Data extracted from a collection
☆ ☆ ☆ ☆ ☆ ☆ ☆
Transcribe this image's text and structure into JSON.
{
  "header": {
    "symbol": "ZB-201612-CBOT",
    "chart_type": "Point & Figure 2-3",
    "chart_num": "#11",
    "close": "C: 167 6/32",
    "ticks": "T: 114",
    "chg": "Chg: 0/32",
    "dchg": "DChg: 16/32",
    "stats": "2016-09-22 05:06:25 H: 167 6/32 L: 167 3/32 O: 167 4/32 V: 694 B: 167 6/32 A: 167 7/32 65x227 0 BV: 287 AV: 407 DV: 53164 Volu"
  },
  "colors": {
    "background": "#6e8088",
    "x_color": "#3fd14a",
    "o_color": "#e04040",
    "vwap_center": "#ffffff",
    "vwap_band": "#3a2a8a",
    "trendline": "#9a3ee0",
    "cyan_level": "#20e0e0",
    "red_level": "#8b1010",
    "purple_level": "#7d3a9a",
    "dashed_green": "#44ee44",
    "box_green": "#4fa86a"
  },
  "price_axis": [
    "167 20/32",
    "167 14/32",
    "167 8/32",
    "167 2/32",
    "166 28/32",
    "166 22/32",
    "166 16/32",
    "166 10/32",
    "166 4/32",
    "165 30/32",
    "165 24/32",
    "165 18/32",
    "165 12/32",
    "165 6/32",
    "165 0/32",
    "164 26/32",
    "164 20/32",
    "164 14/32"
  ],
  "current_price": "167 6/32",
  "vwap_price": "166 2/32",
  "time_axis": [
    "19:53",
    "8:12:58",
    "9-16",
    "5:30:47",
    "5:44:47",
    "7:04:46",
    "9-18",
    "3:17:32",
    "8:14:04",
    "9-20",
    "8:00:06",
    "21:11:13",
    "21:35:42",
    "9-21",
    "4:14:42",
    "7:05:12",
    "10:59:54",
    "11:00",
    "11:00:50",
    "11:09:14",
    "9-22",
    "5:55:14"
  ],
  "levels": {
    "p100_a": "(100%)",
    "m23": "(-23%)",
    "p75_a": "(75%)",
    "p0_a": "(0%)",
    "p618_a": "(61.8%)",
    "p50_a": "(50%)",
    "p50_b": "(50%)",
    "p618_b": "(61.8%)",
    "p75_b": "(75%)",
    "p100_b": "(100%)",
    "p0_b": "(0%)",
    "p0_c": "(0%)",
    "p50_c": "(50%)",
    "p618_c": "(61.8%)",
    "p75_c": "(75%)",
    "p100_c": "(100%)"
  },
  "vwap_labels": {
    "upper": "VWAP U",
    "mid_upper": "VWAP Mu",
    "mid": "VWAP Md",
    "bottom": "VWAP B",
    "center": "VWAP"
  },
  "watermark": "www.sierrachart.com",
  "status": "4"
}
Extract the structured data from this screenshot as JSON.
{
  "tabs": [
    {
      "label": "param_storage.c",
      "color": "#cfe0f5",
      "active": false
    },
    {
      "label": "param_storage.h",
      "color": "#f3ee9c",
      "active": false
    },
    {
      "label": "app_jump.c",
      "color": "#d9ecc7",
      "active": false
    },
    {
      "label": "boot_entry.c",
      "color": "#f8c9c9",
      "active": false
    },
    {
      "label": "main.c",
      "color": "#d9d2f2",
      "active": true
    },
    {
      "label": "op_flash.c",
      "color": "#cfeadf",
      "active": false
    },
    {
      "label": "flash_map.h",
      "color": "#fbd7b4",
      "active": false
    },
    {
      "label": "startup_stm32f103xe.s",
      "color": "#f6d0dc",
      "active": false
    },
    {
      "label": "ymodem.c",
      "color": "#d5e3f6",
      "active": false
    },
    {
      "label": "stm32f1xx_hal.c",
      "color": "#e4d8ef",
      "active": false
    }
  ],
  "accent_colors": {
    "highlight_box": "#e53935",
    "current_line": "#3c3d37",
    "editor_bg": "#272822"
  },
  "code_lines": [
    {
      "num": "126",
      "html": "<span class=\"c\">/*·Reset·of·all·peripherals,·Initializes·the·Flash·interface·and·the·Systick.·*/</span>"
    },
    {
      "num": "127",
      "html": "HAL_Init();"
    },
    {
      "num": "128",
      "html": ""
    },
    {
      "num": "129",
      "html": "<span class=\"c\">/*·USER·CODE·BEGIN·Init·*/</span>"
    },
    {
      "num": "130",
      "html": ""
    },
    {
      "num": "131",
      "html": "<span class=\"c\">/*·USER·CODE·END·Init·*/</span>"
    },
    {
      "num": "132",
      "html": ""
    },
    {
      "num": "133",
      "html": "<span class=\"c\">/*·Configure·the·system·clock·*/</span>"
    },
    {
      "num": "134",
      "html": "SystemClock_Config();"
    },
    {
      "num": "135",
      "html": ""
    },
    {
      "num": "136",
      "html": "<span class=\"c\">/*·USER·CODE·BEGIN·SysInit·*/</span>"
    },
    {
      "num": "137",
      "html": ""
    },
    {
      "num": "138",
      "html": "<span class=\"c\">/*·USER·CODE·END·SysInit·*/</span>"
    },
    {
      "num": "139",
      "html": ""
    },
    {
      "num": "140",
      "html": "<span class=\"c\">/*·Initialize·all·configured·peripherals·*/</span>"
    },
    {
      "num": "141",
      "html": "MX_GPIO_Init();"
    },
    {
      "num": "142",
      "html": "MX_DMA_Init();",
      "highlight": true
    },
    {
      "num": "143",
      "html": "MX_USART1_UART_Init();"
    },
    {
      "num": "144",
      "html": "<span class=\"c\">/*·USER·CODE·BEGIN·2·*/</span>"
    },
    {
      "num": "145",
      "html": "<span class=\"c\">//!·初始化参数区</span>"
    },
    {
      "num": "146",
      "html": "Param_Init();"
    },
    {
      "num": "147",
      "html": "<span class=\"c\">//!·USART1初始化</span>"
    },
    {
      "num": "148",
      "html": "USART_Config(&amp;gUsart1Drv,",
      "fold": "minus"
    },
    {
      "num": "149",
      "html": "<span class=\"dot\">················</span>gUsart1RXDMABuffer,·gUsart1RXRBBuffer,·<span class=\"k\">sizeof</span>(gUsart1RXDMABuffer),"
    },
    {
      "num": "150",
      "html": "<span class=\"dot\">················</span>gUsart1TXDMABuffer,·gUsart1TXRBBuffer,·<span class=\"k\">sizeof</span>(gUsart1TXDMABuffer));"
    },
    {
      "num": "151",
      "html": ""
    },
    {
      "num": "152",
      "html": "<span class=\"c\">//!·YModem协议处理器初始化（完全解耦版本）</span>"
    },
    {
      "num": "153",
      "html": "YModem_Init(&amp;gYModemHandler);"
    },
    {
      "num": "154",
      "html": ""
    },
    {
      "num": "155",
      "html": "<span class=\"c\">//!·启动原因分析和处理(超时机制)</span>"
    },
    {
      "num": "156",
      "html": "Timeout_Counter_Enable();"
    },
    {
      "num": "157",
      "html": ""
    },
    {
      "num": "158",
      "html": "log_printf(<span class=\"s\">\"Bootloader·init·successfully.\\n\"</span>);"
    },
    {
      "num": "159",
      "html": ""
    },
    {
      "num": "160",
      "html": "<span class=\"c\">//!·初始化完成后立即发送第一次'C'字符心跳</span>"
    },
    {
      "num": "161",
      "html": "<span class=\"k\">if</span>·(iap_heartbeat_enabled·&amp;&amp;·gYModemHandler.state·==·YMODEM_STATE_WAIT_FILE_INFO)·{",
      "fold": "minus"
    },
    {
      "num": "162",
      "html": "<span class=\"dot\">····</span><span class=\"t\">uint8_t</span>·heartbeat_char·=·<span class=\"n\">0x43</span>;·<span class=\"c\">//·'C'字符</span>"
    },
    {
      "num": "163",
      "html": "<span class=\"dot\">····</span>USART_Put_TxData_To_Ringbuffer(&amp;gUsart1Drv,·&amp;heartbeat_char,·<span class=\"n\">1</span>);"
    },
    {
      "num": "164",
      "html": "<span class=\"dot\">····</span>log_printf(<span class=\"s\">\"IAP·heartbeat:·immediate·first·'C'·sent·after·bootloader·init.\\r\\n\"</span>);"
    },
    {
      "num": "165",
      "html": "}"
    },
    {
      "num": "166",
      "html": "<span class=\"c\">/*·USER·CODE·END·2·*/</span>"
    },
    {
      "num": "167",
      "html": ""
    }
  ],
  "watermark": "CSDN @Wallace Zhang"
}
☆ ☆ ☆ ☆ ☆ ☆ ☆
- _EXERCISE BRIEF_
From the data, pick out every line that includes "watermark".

- _EXERCISE RESULT_
  "watermark": "www.sierrachart.com",
  "watermark": "CSDN @Wallace Zhang"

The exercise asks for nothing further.